Across Uganda, task shifting means that nurses diagnose and prescribe medication for a wide range of conditions. After visiting a range of medical facilities, it became clear that the quality of drug prescribing varied wildly. Some staff prescribed with clarity, consistency and
quality while others were inconsistent. Dangerous medications such steroids were being used in high doses for infections and allergies. Injections were being used un-necessarily.
Patients were often given five or six different medications, when one or two would have been enough.

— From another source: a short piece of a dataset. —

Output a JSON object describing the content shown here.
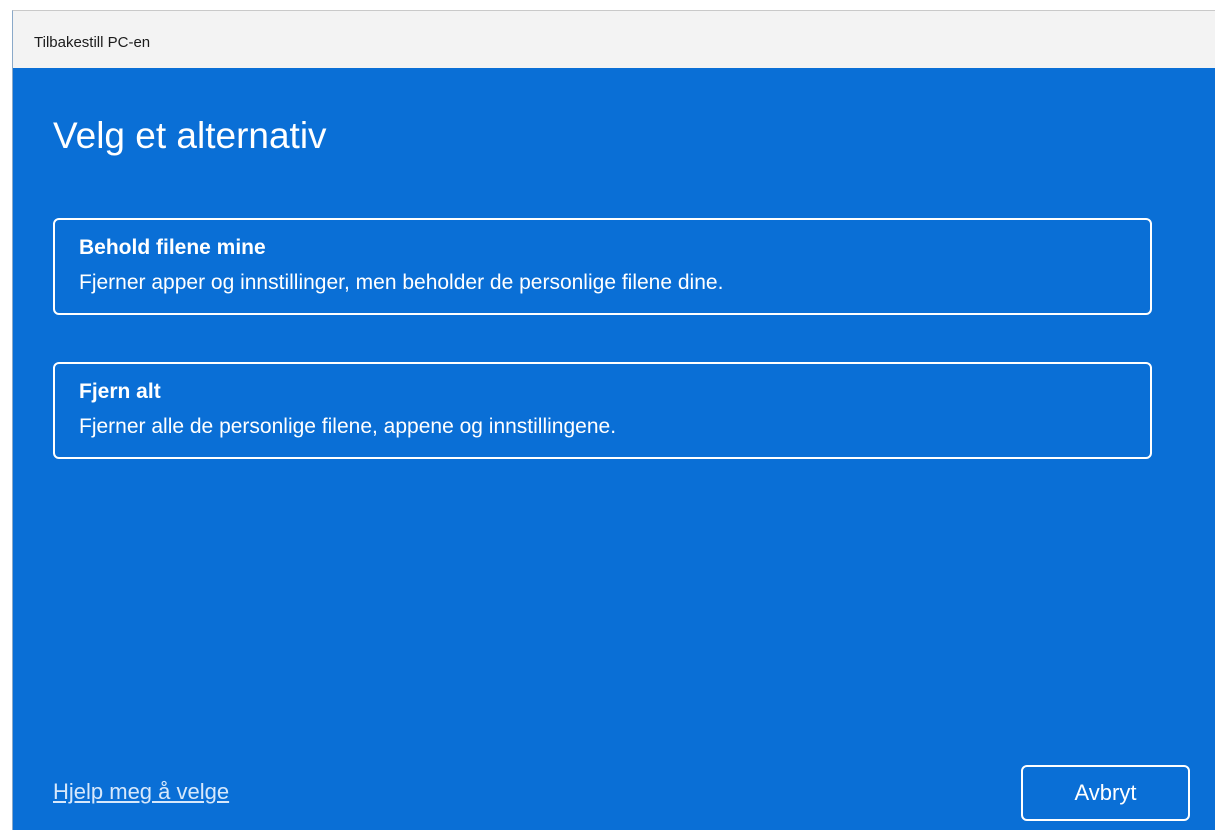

Nurses and clinical officers in Uganda do a great job given their short training and lack of resources, and receive very little training or help on their core work – treating the most common medical conditions. ‘Basic Guidelines for Common Conditions” was design in response to this. This tool is designed to help clinicians make the best decisions possible for their patients, using the best value drugs available. It is designed specifically for Nurses and Clinical Officers working at Health Center 2 and 3 level, who have minimal laboratory tests available.

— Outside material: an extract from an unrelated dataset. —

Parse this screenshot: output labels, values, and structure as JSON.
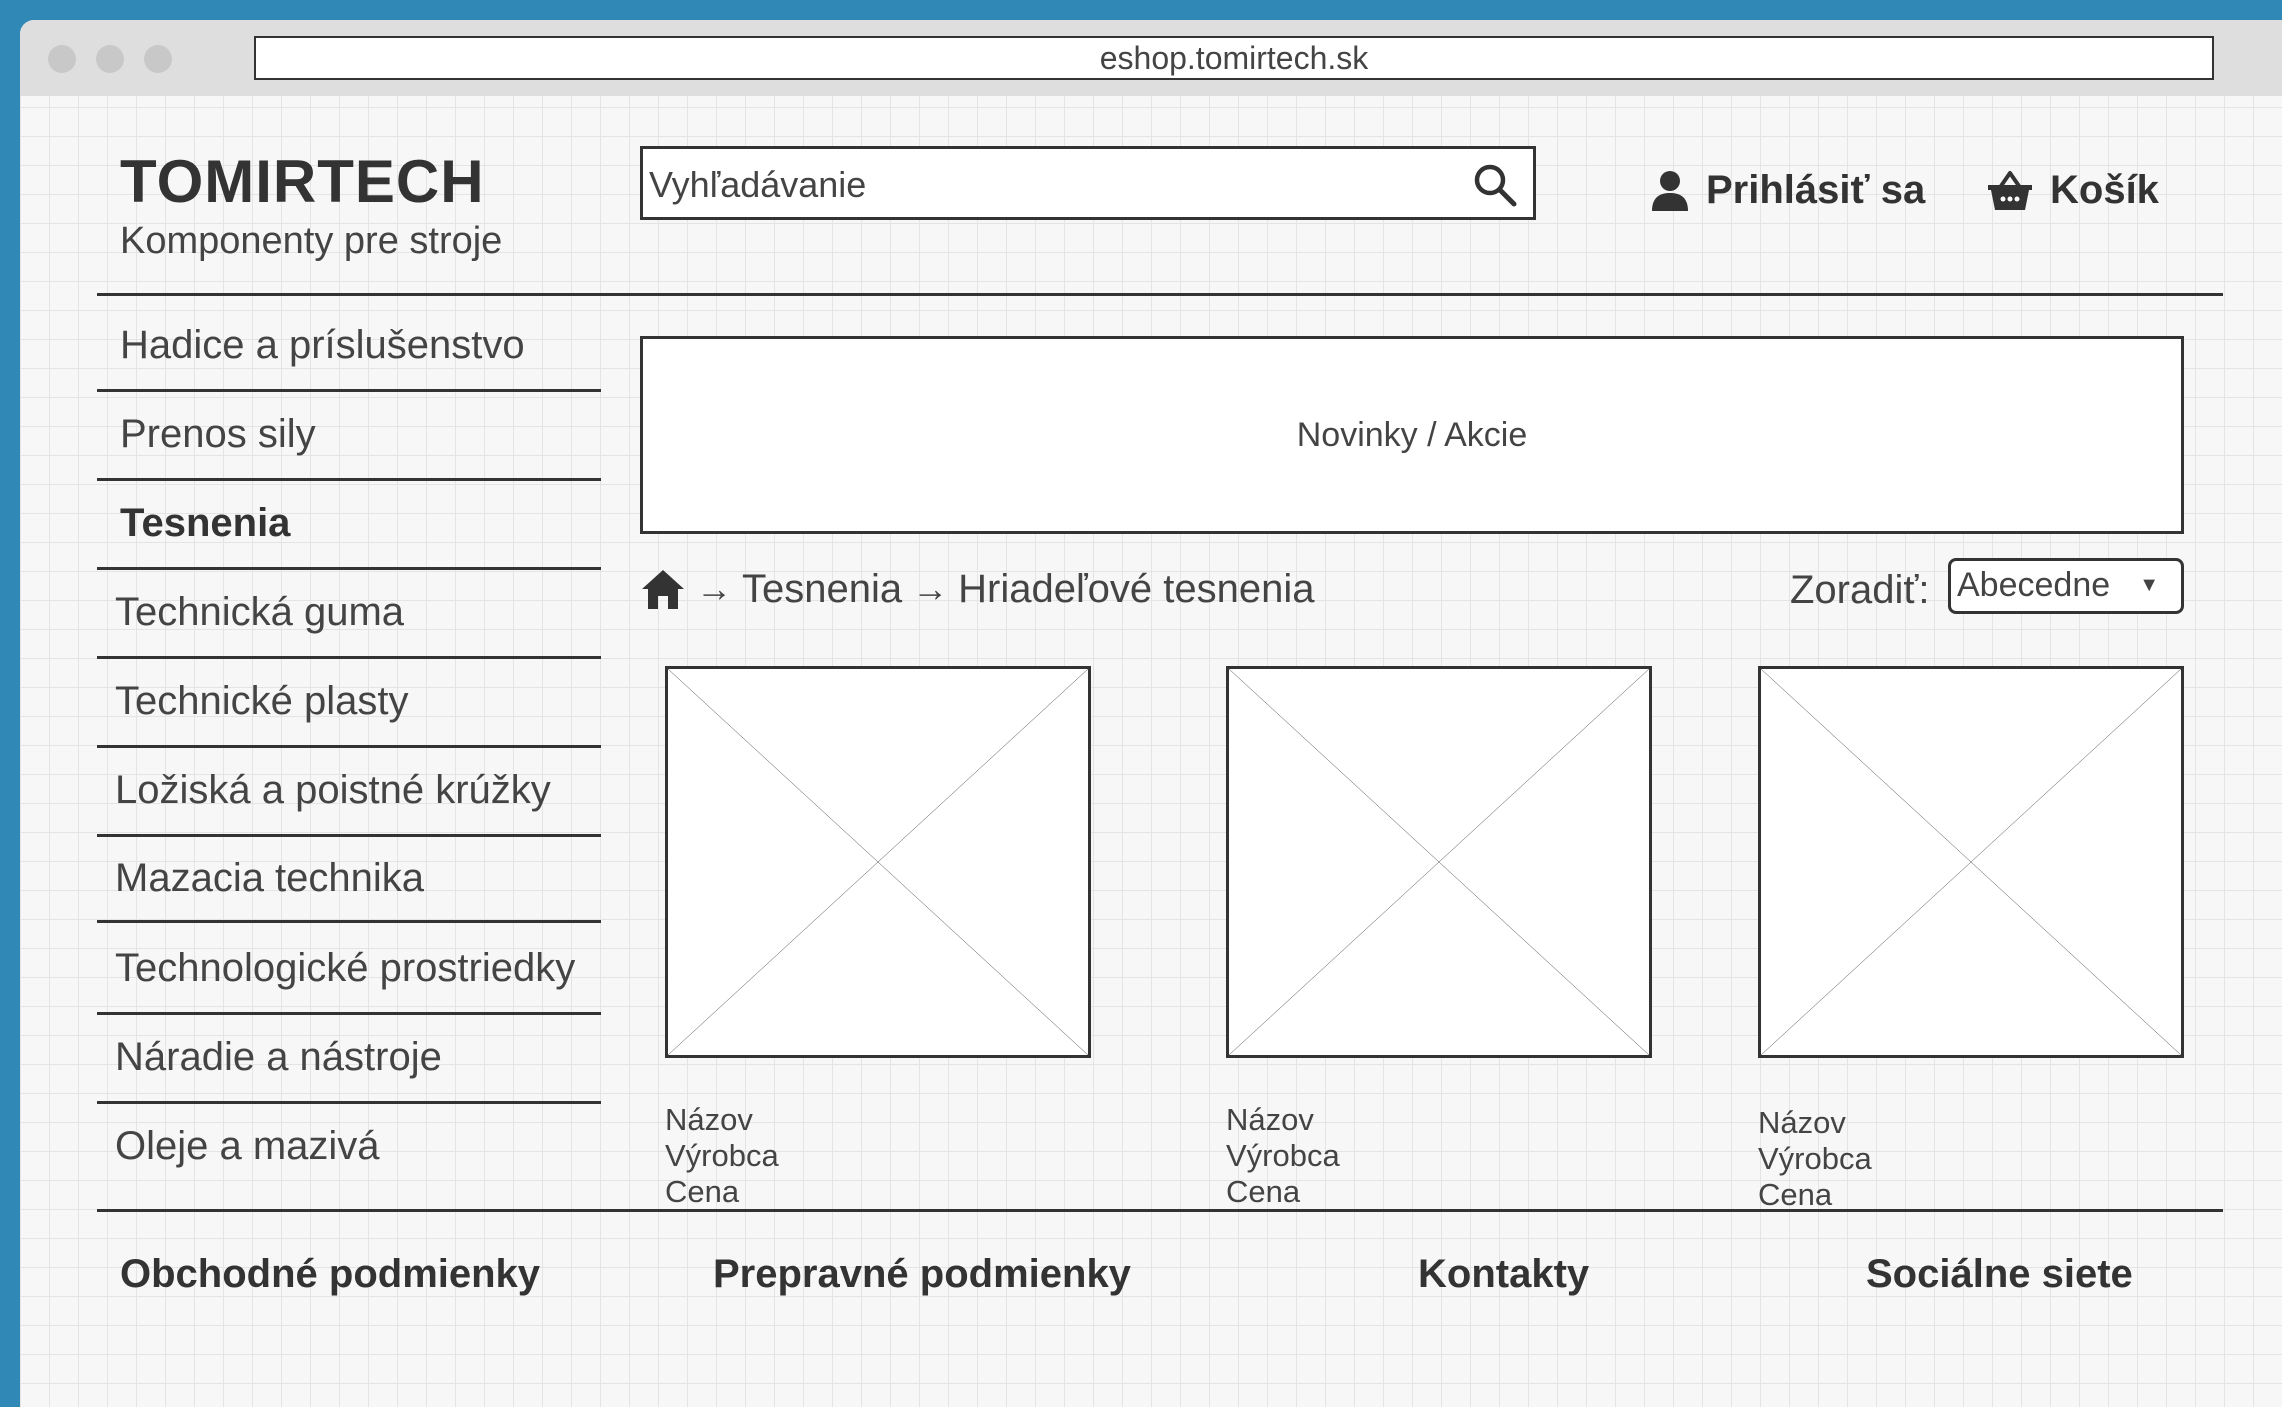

These guidelines are basic and not trying to replace more comprehensive and authoritative guidelines. In many cases these guidelines do not provide enough information to manage the patient adequately. When this is the case, you should refer to IMCI, Uganda Clinical Guidelines and World Health Organisation guidelines as well as talking to senior colleagues. Never be afraid to refer to high levels of care if you are not comfortable with the patient’s situation. These guidelines are updated regularly, to keep up with the latest research as well as antibiotic resistance which Uganda has been remarkably free from up to now.